On going home I decided to bring my recipe book, a small hard backed notebook which I use to collect recipes from different sources. On copying down various family favourites I was struck by the similarities between recipe distribution and the attitudes of the ‘copyleft’ movement.
My mums collection of recipes from various sources: friends, relatives, magazines, books and supermarket recipe cards. In some cases the source was recorded in others it had been lost to time. In the corners of pages were written notes, mushrooms may be left out, a bit stodgy if you leave it in too long, use honey if you lack brown sugar. These changes are passed on as the recipe changes.

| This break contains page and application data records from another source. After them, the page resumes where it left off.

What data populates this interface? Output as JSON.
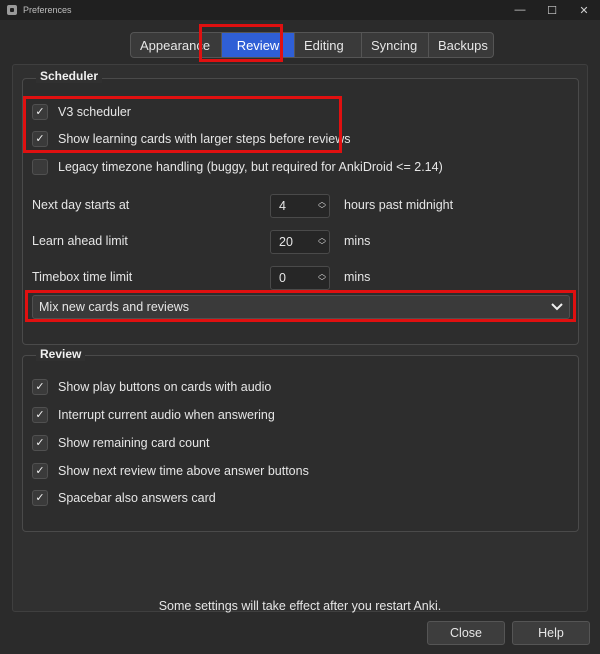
{
  "window": {
    "title": "Preferences",
    "controls": {
      "minimize": "—",
      "maximize": "☐",
      "close": "✕"
    }
  },
  "tabs": [
    {
      "label": "Appearance"
    },
    {
      "label": "Review"
    },
    {
      "label": "Editing"
    },
    {
      "label": "Syncing"
    },
    {
      "label": "Backups"
    }
  ],
  "scheduler": {
    "title": "Scheduler",
    "options": [
      {
        "label": "V3 scheduler",
        "checked": true
      },
      {
        "label": "Show learning cards with larger steps before reviews",
        "checked": true
      },
      {
        "label": "Legacy timezone handling (buggy, but required for AnkiDroid <= 2.14)",
        "checked": false
      }
    ],
    "spinners": [
      {
        "label": "Next day starts at",
        "value": "4",
        "unit": "hours past midnight"
      },
      {
        "label": "Learn ahead limit",
        "value": "20",
        "unit": "mins"
      },
      {
        "label": "Timebox time limit",
        "value": "0",
        "unit": "mins"
      }
    ],
    "mix_select": {
      "value": "Mix new cards and reviews"
    }
  },
  "review": {
    "title": "Review",
    "options": [
      {
        "label": "Show play buttons on cards with audio",
        "checked": true
      },
      {
        "label": "Interrupt current audio when answering",
        "checked": true
      },
      {
        "label": "Show remaining card count",
        "checked": true
      },
      {
        "label": "Show next review time above answer buttons",
        "checked": true
      },
      {
        "label": "Spacebar also answers card",
        "checked": true
      }
    ]
  },
  "footer": {
    "note": "Some settings will take effect after you restart Anki.",
    "close_label": "Close",
    "help_label": "Help"
  },
  "colors": {
    "accent": "#2f5fd6",
    "highlight": "#e01010",
    "background": "#2b2b2b"
  }
}
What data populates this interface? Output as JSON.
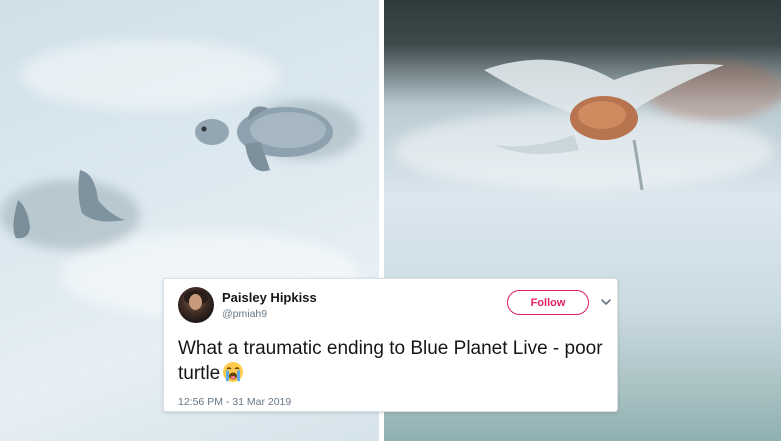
{
  "tweet": {
    "display_name": "Paisley Hipkiss",
    "handle": "@pmiah9",
    "follow_label": "Follow",
    "text": "What a traumatic ending to Blue Planet Live - poor turtle",
    "emoji_icon": "crying-face-emoji-icon",
    "timestamp": "12:56 PM - 31 Mar 2019"
  },
  "colors": {
    "follow_accent": "#e0245e",
    "secondary_text": "#657786",
    "primary_text": "#14171a"
  },
  "icons": [
    "avatar",
    "chevron-down-icon",
    "crying-face-emoji-icon"
  ]
}
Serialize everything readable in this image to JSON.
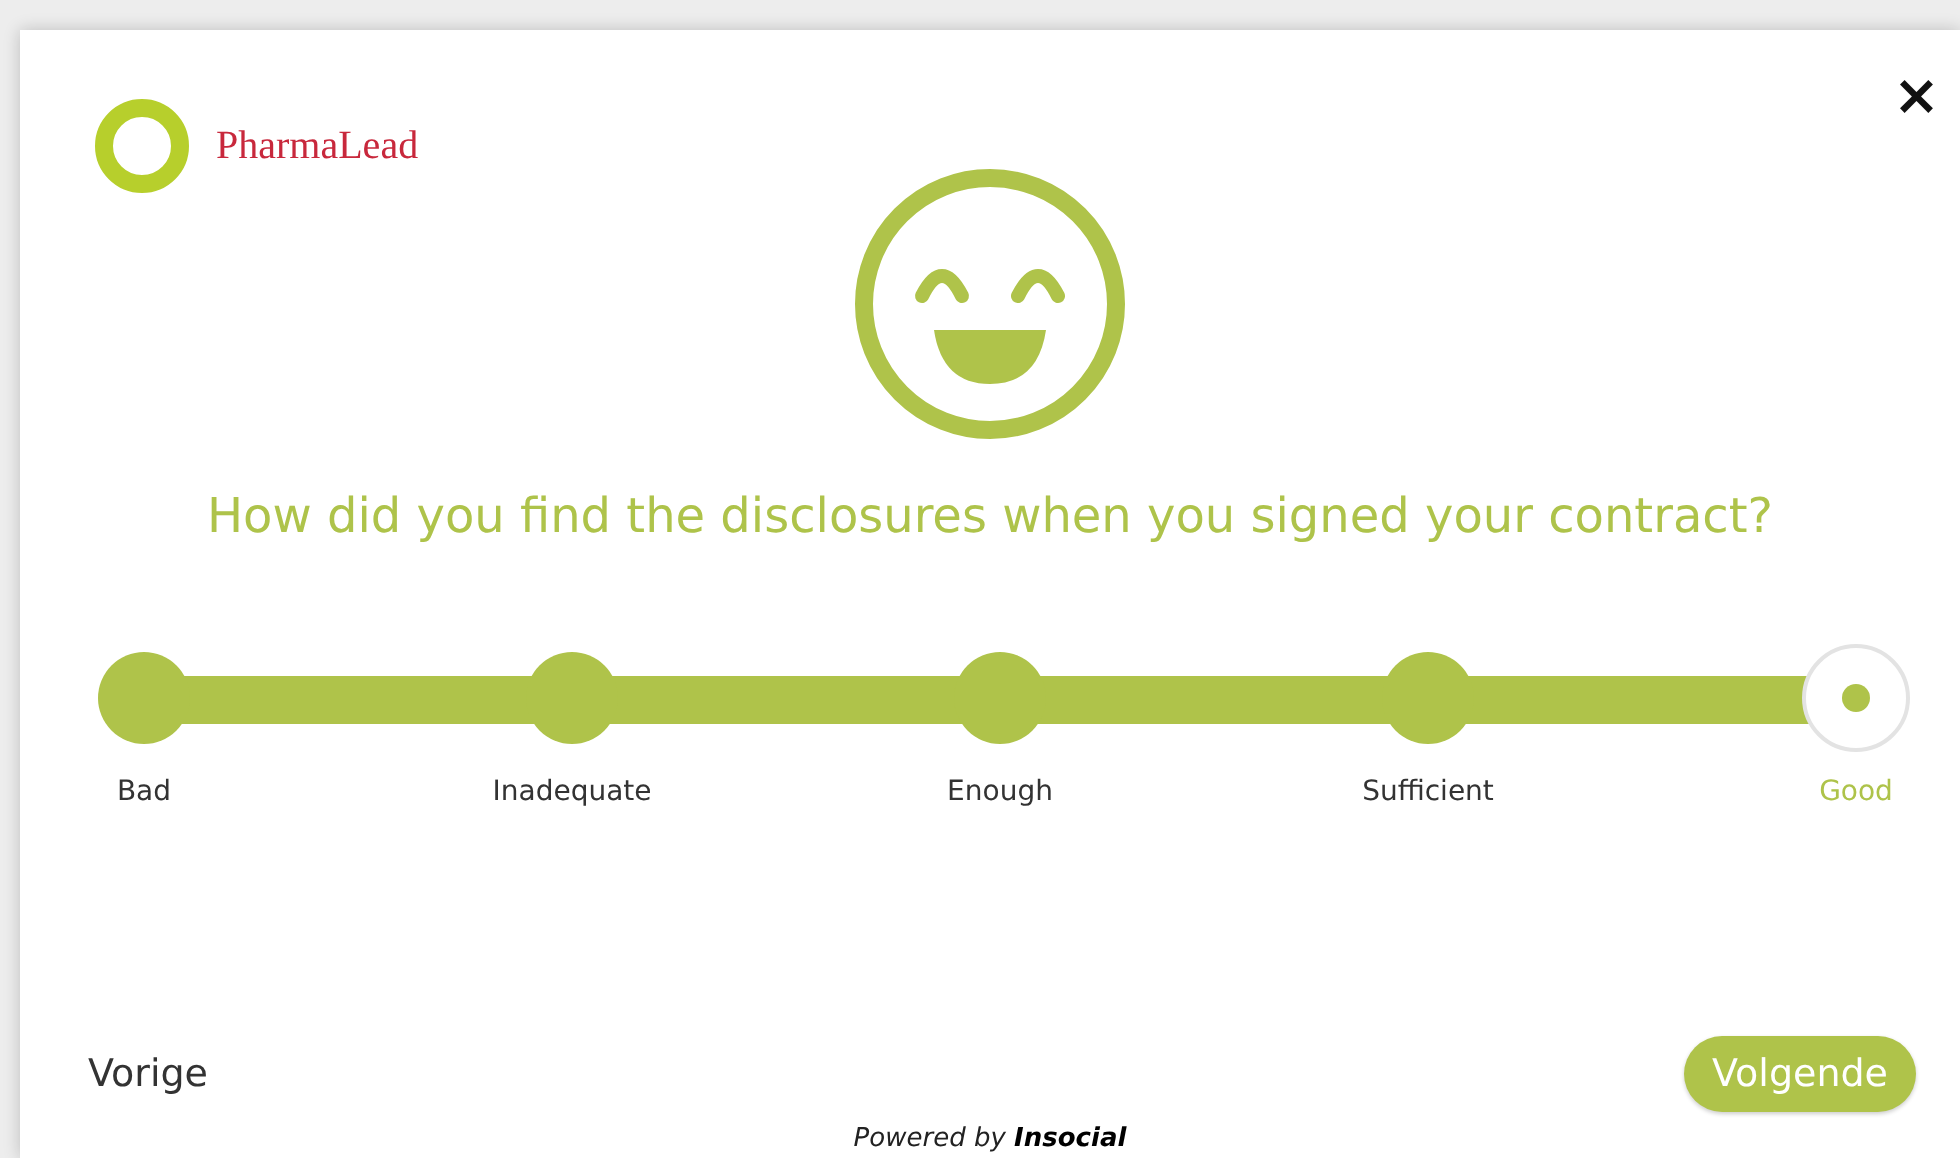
{
  "brand": {
    "name": "PharmaLead"
  },
  "close": {
    "label": "×"
  },
  "question": "How did you find the disclosures when you signed your contract?",
  "scale": [
    {
      "label": "Bad",
      "selected": false
    },
    {
      "label": "Inadequate",
      "selected": false
    },
    {
      "label": "Enough",
      "selected": false
    },
    {
      "label": "Sufficient",
      "selected": false
    },
    {
      "label": "Good",
      "selected": true
    }
  ],
  "buttons": {
    "previous": "Vorige",
    "next": "Volgende"
  },
  "footer": "Powered by **Insocial**"
}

Yet recipe books still sell, and there haven’t been lawsuits cracking down on recipe sharing, although whether this would still be the case if they were distributed over file share networks I don’t know. As an example of free flow of information recipes have been around for years and demonstrate that the process is workable and can still be profitable.

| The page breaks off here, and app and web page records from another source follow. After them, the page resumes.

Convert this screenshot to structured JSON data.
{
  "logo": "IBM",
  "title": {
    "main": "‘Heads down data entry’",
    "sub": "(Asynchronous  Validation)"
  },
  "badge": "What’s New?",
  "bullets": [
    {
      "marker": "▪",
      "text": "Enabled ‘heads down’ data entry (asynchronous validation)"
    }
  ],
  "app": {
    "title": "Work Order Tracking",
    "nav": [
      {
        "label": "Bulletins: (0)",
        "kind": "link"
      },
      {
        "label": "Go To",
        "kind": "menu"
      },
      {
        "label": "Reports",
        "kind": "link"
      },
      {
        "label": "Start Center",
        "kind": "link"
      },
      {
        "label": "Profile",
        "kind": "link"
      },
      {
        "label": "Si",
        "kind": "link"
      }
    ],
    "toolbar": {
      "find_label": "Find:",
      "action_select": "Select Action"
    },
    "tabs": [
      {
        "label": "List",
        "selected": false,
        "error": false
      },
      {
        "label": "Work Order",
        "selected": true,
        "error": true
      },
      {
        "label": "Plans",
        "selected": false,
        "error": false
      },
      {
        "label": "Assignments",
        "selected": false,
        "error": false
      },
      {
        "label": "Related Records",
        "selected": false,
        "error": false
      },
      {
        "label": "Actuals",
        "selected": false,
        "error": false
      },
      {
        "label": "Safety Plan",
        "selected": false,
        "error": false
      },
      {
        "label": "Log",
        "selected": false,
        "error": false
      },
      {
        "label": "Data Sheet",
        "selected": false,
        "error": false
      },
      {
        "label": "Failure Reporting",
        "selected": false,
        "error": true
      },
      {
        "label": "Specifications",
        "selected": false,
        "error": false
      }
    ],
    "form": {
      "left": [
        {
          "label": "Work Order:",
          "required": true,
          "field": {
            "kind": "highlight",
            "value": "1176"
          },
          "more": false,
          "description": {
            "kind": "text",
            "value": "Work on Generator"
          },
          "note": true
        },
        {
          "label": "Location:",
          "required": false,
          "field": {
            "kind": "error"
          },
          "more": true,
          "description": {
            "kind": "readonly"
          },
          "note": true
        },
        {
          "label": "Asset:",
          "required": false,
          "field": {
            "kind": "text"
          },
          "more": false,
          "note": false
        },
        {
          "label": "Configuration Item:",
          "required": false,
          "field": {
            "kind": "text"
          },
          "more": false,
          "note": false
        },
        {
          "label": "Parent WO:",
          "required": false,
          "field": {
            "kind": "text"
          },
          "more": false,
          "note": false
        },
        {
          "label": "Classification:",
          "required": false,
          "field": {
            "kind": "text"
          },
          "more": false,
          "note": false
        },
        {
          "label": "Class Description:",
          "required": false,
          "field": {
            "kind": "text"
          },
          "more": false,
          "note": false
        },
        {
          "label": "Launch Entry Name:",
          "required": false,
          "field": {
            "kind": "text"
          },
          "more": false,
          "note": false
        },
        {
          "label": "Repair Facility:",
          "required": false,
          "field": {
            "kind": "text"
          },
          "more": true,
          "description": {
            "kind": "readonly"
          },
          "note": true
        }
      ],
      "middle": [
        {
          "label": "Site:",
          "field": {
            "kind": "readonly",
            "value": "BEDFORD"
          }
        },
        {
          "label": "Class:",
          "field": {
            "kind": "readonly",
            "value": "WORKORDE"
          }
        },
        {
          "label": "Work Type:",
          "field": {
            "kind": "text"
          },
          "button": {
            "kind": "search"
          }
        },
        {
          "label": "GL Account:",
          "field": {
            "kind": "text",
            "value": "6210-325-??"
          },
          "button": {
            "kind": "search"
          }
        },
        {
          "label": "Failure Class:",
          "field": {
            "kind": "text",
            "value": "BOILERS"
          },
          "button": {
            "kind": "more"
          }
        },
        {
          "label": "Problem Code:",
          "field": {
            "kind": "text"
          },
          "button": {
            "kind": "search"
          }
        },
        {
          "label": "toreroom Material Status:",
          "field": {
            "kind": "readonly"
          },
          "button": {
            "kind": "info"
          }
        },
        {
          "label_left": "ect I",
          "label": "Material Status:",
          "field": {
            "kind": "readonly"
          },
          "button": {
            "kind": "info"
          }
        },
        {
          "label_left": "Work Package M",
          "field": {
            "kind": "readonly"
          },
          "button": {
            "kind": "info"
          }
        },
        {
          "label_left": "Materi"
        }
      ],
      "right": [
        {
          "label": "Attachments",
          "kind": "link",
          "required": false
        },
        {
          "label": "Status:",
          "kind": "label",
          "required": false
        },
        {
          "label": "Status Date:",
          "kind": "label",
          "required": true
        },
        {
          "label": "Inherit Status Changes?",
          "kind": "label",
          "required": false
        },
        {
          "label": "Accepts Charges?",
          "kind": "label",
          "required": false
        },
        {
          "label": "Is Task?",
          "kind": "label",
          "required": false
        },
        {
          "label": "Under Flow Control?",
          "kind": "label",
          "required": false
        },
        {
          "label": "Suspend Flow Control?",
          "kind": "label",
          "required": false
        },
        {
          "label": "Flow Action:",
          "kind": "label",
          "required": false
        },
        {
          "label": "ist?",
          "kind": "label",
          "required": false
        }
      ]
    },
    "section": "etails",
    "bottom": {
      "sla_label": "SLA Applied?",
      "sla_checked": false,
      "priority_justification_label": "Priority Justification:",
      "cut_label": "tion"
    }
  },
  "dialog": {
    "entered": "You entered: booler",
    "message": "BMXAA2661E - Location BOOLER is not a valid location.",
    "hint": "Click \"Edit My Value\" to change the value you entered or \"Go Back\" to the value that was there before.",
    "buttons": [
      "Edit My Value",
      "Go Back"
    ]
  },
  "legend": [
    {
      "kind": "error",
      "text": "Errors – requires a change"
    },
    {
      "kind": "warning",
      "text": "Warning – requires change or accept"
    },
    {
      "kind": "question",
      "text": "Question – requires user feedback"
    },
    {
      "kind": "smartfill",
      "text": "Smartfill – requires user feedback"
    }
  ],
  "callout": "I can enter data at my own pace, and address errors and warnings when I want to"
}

Yet undoubtedly the situation is different for film and music, both of which are far more static than recipes. You don’t find the same kind of variations a track with the guitar solo removed for instance, but when these changes do occur they annoy the original artist. Unlike a recipe where the method may be simplified in copying it down music sounds almost identical. So where does this difference in attitude actually lie, why don’t we treat music the same as recipes? Does the difference lie in the fact that music is a finish product whereas recipes are not; the finished product is the dish they instruct you to produce. Perhaps its a difference in ease, while you will probably only copy a single recipe from a book at a time, it is fairly easy to download an entire album. If I published the entirety of one of Jamie Oliver’s cookbooks here then it is unlikely that the publishers would sit idly by, indeed, I expect I’d get a complaint if I copied a recipe out word for word, easily identifiable. So perhaps it is just an issue of scale.

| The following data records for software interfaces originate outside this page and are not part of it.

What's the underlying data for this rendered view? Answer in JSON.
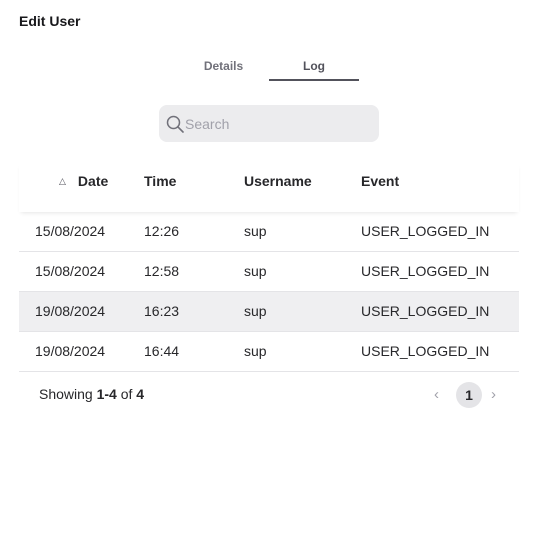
{
  "dialog": {
    "title": "Edit User"
  },
  "tabs": [
    {
      "label": "Details",
      "active": false
    },
    {
      "label": "Log",
      "active": true
    }
  ],
  "search": {
    "placeholder": "Search",
    "value": ""
  },
  "table": {
    "columns": [
      "Date",
      "Time",
      "Username",
      "Event"
    ],
    "sort": {
      "column": "Date",
      "direction": "ascending"
    },
    "rows": [
      {
        "date": "15/08/2024",
        "time": "12:26",
        "username": "sup",
        "event": "USER_LOGGED_IN"
      },
      {
        "date": "15/08/2024",
        "time": "12:58",
        "username": "sup",
        "event": "USER_LOGGED_IN"
      },
      {
        "date": "19/08/2024",
        "time": "16:23",
        "username": "sup",
        "event": "USER_LOGGED_IN"
      },
      {
        "date": "19/08/2024",
        "time": "16:44",
        "username": "sup",
        "event": "USER_LOGGED_IN"
      }
    ]
  },
  "footer": {
    "prefix": "Showing",
    "range": "1-4",
    "of_label": "of",
    "total": "4"
  },
  "pagination": {
    "current_page": "1"
  },
  "icons": {
    "search": "search-icon",
    "sort": "sort-ascending-icon",
    "prev": "chevron-left-icon",
    "next": "chevron-right-icon"
  },
  "colors": {
    "tab_active": "#52525b",
    "search_bg": "#ececee",
    "row_highlight": "#efeff1"
  }
}
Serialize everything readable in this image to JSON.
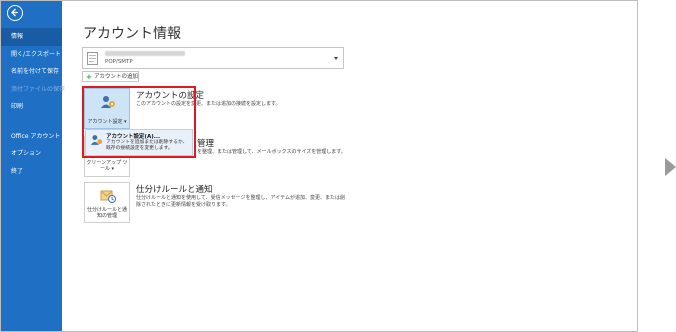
{
  "page_title": "アカウント情報",
  "nav": {
    "items": [
      {
        "label": "情報",
        "state": "active"
      },
      {
        "label": "開く/エクスポート",
        "state": "normal"
      },
      {
        "label": "名前を付けて保存",
        "state": "normal"
      },
      {
        "label": "添付ファイルの保存",
        "state": "disabled"
      },
      {
        "label": "印刷",
        "state": "normal"
      },
      {
        "label": "Office アカウント",
        "state": "normal"
      },
      {
        "label": "オプション",
        "state": "normal"
      },
      {
        "label": "終了",
        "state": "normal"
      }
    ]
  },
  "account": {
    "type": "POP/SMTP",
    "add_label": "アカウントの追加"
  },
  "sections": {
    "settings": {
      "tile_label": "アカウント設定 ▾",
      "title": "アカウントの設定",
      "desc": "このアカウントの設定を変更、または追加の接続を設定します。"
    },
    "cleanup": {
      "tile_label": "クリーンアップ ツール ▾",
      "title": "管理",
      "desc": "を整理、または管理して、メールボックスのサイズを管理します。"
    },
    "rules": {
      "tile_label": "仕分けルールと通知の管理",
      "title": "仕分けルールと通知",
      "desc": "仕分けルールと通知を使用して、受信メッセージを整理し、アイテムが追加、変更、または削除されたときに更新情報を受け取ります。"
    }
  },
  "dropdown": {
    "item_title": "アカウント設定(A)...",
    "item_desc": "アカウントを追加または削除するか、既存の接続設定を変更します。"
  },
  "colors": {
    "sidebar": "#1f6fc4",
    "highlight": "#e0191f"
  }
}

Either way, the distribution of recipes demonstrate that ‘copyleft’ attitudes are nothing new, but they also suggest that the system can work, and has interesting implications if we are able to shift our attitudes with regard to recipes to other media.